A saddle-billed stork can swallow a 500g catfish but it will first snip off the spines so the fish does not get caught in its throat.

Saddle-billed storks sometimes regurgitate up to 1 to 2 litres of water over the nest and eggs.

Before eating fish or frogs the saddle-billed stork will sometimes wash them.

The female saddle-billed stork can be told apart from the male because she has a yellow eye. Some people remember this by thinking of it as a gold wedding ring.

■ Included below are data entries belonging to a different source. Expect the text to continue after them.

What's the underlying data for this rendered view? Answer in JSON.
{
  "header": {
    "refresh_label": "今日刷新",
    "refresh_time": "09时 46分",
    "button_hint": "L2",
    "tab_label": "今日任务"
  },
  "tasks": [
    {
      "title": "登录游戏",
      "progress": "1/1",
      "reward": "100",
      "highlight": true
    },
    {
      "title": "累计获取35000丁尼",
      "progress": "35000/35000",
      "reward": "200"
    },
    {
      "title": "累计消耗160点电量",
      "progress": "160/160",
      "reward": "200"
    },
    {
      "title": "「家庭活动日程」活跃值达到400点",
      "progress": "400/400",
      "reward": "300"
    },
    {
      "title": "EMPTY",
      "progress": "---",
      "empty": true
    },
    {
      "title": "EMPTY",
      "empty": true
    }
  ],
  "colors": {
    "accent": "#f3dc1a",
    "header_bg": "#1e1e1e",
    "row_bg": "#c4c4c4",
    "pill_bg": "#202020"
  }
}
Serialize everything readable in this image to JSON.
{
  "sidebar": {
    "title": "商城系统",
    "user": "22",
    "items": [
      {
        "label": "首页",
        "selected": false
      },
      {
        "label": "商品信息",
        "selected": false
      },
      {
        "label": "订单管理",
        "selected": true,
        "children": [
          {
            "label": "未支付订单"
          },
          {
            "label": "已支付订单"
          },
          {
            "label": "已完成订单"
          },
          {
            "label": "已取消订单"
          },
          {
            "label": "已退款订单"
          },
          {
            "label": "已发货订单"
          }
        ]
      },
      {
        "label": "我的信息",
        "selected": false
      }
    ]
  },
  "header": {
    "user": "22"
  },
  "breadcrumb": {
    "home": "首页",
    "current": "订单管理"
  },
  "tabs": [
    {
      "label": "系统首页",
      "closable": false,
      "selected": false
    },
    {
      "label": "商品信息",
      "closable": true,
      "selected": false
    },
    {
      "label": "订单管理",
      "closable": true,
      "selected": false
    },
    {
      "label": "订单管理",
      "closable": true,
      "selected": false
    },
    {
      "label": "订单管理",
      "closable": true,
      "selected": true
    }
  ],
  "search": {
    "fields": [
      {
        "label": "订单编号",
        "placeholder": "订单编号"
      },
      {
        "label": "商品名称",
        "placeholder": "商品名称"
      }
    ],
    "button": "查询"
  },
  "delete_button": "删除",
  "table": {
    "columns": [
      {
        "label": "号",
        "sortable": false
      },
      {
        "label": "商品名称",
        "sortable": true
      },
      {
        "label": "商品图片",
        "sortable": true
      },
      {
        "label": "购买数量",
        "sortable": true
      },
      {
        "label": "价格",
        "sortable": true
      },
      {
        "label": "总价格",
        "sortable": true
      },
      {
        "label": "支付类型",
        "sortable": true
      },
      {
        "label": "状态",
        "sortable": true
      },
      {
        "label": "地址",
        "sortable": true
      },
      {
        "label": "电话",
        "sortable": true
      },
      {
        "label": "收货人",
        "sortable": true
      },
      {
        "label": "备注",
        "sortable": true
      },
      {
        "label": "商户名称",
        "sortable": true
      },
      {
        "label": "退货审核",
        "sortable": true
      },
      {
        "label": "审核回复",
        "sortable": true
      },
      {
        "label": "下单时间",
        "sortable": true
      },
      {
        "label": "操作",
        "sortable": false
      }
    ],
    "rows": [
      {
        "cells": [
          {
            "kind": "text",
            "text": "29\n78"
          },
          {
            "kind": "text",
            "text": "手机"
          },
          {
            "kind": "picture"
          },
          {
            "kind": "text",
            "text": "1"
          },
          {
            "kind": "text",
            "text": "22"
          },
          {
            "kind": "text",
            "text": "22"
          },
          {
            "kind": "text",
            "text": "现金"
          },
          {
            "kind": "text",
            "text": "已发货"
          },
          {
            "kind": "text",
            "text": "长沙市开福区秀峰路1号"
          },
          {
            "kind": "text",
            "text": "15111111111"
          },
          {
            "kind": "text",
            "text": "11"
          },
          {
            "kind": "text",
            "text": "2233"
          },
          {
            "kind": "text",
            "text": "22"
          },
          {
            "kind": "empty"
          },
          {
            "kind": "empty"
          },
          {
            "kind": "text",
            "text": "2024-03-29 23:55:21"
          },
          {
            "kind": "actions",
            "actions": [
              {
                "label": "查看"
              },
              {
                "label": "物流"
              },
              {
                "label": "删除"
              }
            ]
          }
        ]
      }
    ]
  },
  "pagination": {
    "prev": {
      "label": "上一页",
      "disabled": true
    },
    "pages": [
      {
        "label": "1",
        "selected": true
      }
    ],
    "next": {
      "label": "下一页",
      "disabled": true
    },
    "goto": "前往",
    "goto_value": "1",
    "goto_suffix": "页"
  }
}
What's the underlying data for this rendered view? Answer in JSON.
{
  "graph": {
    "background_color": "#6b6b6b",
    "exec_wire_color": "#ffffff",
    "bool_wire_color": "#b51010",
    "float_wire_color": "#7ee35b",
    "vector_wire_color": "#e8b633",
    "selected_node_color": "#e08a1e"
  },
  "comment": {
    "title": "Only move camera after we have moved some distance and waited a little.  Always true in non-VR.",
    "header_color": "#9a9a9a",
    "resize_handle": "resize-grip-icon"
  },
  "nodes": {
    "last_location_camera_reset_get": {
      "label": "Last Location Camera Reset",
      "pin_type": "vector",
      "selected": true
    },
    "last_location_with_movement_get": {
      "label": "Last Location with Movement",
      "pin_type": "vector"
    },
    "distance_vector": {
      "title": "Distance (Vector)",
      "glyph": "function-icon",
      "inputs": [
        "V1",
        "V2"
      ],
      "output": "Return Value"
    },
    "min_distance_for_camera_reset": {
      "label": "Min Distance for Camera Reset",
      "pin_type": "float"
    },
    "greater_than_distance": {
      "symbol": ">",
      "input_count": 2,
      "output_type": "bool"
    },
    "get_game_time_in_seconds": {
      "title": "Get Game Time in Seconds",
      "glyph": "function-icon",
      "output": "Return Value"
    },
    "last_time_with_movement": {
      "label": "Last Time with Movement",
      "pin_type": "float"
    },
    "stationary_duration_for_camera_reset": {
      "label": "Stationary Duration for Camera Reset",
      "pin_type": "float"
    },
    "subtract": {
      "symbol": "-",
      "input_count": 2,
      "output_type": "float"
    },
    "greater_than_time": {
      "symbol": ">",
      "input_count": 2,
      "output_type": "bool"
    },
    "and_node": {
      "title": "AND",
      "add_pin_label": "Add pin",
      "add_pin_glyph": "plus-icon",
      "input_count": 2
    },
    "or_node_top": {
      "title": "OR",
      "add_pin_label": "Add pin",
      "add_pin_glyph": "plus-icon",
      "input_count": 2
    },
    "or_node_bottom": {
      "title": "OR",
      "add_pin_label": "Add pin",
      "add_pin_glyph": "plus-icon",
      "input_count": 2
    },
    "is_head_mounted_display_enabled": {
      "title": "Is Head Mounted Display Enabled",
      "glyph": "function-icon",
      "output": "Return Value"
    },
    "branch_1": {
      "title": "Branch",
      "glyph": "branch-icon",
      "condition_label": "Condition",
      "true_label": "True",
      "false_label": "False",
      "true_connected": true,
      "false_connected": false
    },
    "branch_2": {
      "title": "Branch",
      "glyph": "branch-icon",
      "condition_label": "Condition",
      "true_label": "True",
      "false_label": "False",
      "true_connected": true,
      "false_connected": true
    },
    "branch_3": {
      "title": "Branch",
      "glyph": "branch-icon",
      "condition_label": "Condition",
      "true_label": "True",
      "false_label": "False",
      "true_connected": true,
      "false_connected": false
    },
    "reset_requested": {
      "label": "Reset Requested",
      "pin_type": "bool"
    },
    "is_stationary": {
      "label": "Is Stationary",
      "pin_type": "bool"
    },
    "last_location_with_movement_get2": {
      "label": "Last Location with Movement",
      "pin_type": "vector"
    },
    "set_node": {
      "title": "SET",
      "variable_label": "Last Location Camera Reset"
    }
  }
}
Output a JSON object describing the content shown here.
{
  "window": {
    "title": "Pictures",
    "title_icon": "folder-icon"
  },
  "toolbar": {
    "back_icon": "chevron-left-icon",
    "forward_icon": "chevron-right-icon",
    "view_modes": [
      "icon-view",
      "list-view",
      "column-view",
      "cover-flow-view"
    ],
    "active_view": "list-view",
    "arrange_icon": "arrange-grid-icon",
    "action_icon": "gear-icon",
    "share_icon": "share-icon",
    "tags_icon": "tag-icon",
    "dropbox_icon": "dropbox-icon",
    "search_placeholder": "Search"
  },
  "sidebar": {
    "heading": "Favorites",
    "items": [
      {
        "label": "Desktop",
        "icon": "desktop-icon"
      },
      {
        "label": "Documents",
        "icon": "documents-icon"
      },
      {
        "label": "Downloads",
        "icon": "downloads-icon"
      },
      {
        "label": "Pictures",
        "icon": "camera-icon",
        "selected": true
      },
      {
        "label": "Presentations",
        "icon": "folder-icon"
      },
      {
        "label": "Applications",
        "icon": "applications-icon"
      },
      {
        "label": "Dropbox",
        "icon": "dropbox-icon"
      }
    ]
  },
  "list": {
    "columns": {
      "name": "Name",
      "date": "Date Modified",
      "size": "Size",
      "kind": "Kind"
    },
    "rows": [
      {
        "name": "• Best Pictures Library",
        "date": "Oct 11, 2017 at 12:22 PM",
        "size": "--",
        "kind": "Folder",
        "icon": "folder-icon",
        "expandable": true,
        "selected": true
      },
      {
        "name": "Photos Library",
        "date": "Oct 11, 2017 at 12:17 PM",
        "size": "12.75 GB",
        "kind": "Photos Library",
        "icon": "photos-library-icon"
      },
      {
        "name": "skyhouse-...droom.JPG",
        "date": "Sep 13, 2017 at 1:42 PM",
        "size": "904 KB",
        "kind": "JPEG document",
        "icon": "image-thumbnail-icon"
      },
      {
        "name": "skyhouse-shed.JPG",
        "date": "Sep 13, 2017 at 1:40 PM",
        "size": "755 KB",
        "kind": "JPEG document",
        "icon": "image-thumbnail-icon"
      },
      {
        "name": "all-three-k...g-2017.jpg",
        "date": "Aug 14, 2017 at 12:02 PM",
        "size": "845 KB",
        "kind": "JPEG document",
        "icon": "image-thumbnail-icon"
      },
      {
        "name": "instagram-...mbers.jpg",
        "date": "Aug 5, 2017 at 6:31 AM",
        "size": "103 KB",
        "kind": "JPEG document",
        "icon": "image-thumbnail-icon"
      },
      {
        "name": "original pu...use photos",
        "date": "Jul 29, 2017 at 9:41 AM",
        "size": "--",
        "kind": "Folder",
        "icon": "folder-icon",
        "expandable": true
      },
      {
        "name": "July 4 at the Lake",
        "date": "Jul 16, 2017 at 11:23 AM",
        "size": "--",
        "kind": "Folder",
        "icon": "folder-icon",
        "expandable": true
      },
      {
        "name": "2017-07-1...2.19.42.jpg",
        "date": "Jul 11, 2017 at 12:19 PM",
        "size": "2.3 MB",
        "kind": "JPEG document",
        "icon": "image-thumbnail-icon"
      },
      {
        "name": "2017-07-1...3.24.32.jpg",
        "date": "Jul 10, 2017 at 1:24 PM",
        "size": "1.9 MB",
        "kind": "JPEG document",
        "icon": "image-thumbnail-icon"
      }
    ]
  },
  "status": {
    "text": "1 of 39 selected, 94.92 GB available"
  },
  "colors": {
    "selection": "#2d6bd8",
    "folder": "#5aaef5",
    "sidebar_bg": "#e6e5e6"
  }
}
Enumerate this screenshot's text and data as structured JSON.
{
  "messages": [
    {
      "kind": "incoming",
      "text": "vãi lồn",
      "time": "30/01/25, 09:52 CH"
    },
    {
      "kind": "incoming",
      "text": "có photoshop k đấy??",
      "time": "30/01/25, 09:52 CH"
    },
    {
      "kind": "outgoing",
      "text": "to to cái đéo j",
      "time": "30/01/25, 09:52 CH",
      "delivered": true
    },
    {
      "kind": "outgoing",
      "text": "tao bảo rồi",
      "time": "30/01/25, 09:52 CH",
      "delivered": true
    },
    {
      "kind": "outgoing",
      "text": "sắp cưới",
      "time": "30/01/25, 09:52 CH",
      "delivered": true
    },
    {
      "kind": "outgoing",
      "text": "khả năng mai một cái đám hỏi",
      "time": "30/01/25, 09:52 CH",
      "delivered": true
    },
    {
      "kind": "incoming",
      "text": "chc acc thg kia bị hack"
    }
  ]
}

Saddle-billed storks pair for life, this may be why they don’t have colourful breeding plumage or spectacular courtship displays.